ceramic kiln

Ceramic Kiln: A Window into the Ancient Art of Pottery

Ceramics have been an essential part of human civilization for thousands of years. The art of pottery, in particular, has provided us with a profound understanding of different cultures and societies throughout history. At the heart of this ancient art form lies the ceramic kiln: a technological marvel that has played a pivotal role in shaping the trajectory of pottery. Let’s explore this fascinating piece of equipment and delve into its significance in the world of ceramics.

A ceramic kiln is a specialized oven used for firing pottery and ceramic objects at high temperatures. It provides the necessary conditions to transform raw clay into functional objects of art. The kiln’s chamber provides a controlled environment where the clay undergoes various chemical and physical changes, resulting in a durable and hardened finished product.

The history of kilns can be traced back to ancient civilizations such as the Egyptians, Greeks, and Romans, who developed primitive forms of kilns for firing their pottery. However, it was during the Tang Dynasty in China (618-907 AD) that the first true ceramic kilns were introduced. These early kilns were much more advanced, featuring structural innovations like the introduction of a combustion chamber and a chimney for improved airflow and temperature control.

Over the centuries, kiln technology has continued to evolve, incorporating new advancements and techniques. Modern kilns bear little resemblance to their ancient counterparts. They often come equipped with digital control panels, thermocouples, and sophisticated ventilation systems, allowing for precise temperature regulation and even heating distribution. Some kilns even employ programmable firing schedules, providing artists with greater control over the firing process.

Ceramic kilns commonly utilize two main types of firing methods: oxidation and reduction. In oxidation firing, a sufficient supply of oxygen is introduced into the kiln chamber, resulting in an atmosphere rich in oxygen. This allows for the creation of vibrant colors and surface finishes. On the other hand, reduction firing involves limiting the oxygen supply, leading to a reduction in oxygen within the kiln chamber. This process produces distinctive effects, such as earthy tones and metallic hues.

The firing temperature of a ceramic kiln plays a crucial role in determining the final appearance and physical properties of pottery. Kilns can reach temperatures as high as 2,400 degrees Fahrenheit (1,315 degrees Celsius) for some types of high-fired pottery. However, different stages in the firing process require different temperatures. For instance, the bisque firing, which hardens the clay and prepares it for glazing, typically takes place at a lower temperature range of 1,800 to 2,100 degrees Fahrenheit (982-1,149 degrees Celsius).

Regardless of the firing method or temperature, the ceramic kiln is a fundamental tool that allows artists to experiment, create, and breathe life into their ideas. It is through the medium of the kiln that clay is transformed from a malleable substance to a hardened work of art.

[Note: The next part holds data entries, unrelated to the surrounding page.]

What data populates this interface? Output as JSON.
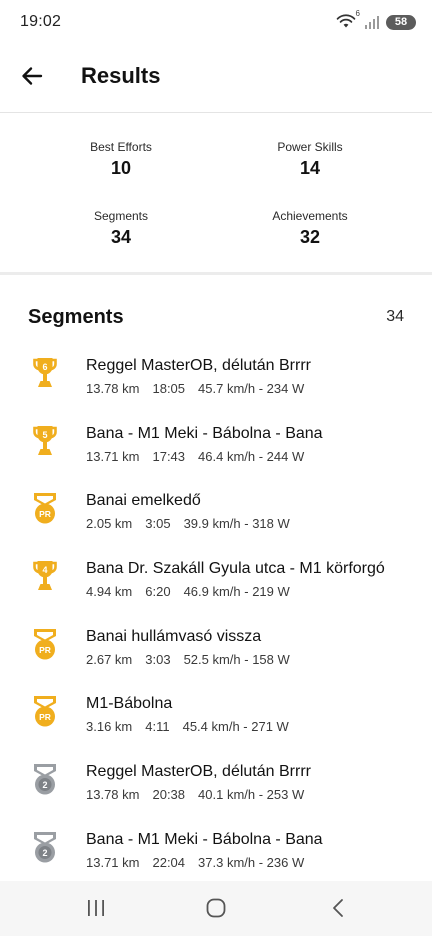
{
  "status_bar": {
    "time": "19:02",
    "battery": "58",
    "wifi_badge": "6"
  },
  "header": {
    "title": "Results",
    "back_icon": "arrow-left-icon"
  },
  "summary": {
    "best_efforts": {
      "label": "Best Efforts",
      "value": "10"
    },
    "power_skills": {
      "label": "Power Skills",
      "value": "14"
    },
    "segments": {
      "label": "Segments",
      "value": "34"
    },
    "achievements": {
      "label": "Achievements",
      "value": "32"
    }
  },
  "segments_section": {
    "title": "Segments",
    "count": "34",
    "items": [
      {
        "icon": "trophy-icon",
        "rank": "6",
        "title": "Reggel MasterOB, délután Brrrr",
        "distance": "13.78 km",
        "time": "18:05",
        "speed_power": "45.7 km/h - 234 W"
      },
      {
        "icon": "trophy-icon",
        "rank": "5",
        "title": "Bana - M1 Meki - Bábolna - Bana",
        "distance": "13.71 km",
        "time": "17:43",
        "speed_power": "46.4 km/h - 244 W"
      },
      {
        "icon": "pr-medal-icon",
        "rank": "PR",
        "title": "Banai emelkedő",
        "distance": "2.05 km",
        "time": "3:05",
        "speed_power": "39.9 km/h - 318 W"
      },
      {
        "icon": "trophy-icon",
        "rank": "4",
        "title": "Bana Dr. Szakáll Gyula utca - M1 körforgó",
        "distance": "4.94 km",
        "time": "6:20",
        "speed_power": "46.9 km/h - 219 W"
      },
      {
        "icon": "pr-medal-icon",
        "rank": "PR",
        "title": "Banai hullámvasó vissza",
        "distance": "2.67 km",
        "time": "3:03",
        "speed_power": "52.5 km/h - 158 W"
      },
      {
        "icon": "pr-medal-icon",
        "rank": "PR",
        "title": "M1-Bábolna",
        "distance": "3.16 km",
        "time": "4:11",
        "speed_power": "45.4 km/h - 271 W"
      },
      {
        "icon": "silver-medal-icon",
        "rank": "2",
        "title": "Reggel MasterOB, délután Brrrr",
        "distance": "13.78 km",
        "time": "20:38",
        "speed_power": "40.1 km/h - 253 W"
      },
      {
        "icon": "silver-medal-icon",
        "rank": "2",
        "title": "Bana - M1 Meki - Bábolna - Bana",
        "distance": "13.71 km",
        "time": "22:04",
        "speed_power": "37.3 km/h - 236 W"
      }
    ]
  },
  "colors": {
    "gold": "#F0AE1E",
    "gold_dark": "#D9950F",
    "silver": "#9A9EA3",
    "silver_dark": "#7E8287",
    "text": "#121212"
  },
  "nav_bar": {
    "icons": [
      "recent-apps-icon",
      "home-icon",
      "back-nav-icon"
    ]
  }
}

The importance of kilns extends beyond their technical function in the art of pottery. Historically, kilns have served as cultural meeting points where like-minded individuals gather to exchange knowledge, techniques, and ideas. From ancient workshops to modern-day ceramics studios, kilns have fostered a sense of community within the world of pottery, connecting artists across time and space.

Today, ceramic kilns continue to be integral to the art of pottery, enabling artists to push the boundaries of their craft. With advancements in technology, artists can experiment with a range of firing techniques and glaze applications, bringing forth innovative and awe-inspiring creations. Additionally, kilns are no longer limited to professional studios; many hobbyists and enthusiasts now have access to small-scale kilns that can be used in home settings.

In conclusion, the ceramic kiln represents a window into the ancient art of pottery. It is a testament to human ingenuity, allowing us to transform raw clay into objects of beauty and utility. As we continue to explore the art and science of ceramics, the kiln remains an ever-present companion, breathing life into our creative endeavors and preserving a timeless connection to our rich cultural past.